#### Working data ####

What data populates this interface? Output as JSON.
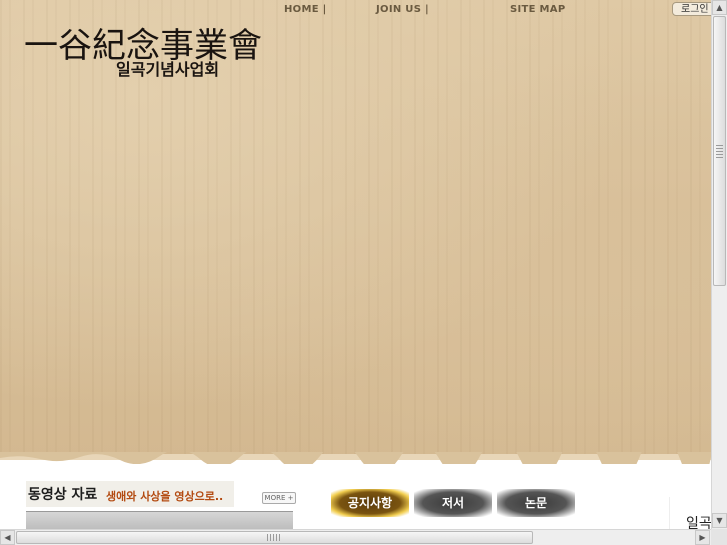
{
  "header": {
    "logo_hanja": "一谷紀念事業會",
    "logo_hangul": "일곡기념사업회"
  },
  "topnav": {
    "home": "HOME |",
    "join": "JOIN US |",
    "sitemap": "SITE MAP",
    "login": "로그인"
  },
  "video": {
    "title": "동영상 자료",
    "subtitle": "생애와 사상을 영상으로..",
    "more": "MORE +"
  },
  "tabs": {
    "notice": "공지사항",
    "books": "저서",
    "papers": "논문"
  },
  "side": {
    "text": "일곡"
  },
  "scrollbars": {
    "up": "▲",
    "down": "▼",
    "left": "◀",
    "right": "▶"
  }
}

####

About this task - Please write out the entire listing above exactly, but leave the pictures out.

Expected output -
What data populates this interface? Output as JSON.
{
  "header": {
    "logo_hanja": "一谷紀念事業會",
    "logo_hangul": "일곡기념사업회"
  },
  "topnav": {
    "home": "HOME |",
    "join": "JOIN US |",
    "sitemap": "SITE MAP",
    "login": "로그인"
  },
  "video": {
    "title": "동영상 자료",
    "subtitle": "생애와 사상을 영상으로..",
    "more": "MORE +"
  },
  "tabs": {
    "notice": "공지사항",
    "books": "저서",
    "papers": "논문"
  },
  "side": {
    "text": "일곡"
  },
  "scrollbars": {
    "up": "▲",
    "down": "▼",
    "left": "◀",
    "right": "▶"
  }
}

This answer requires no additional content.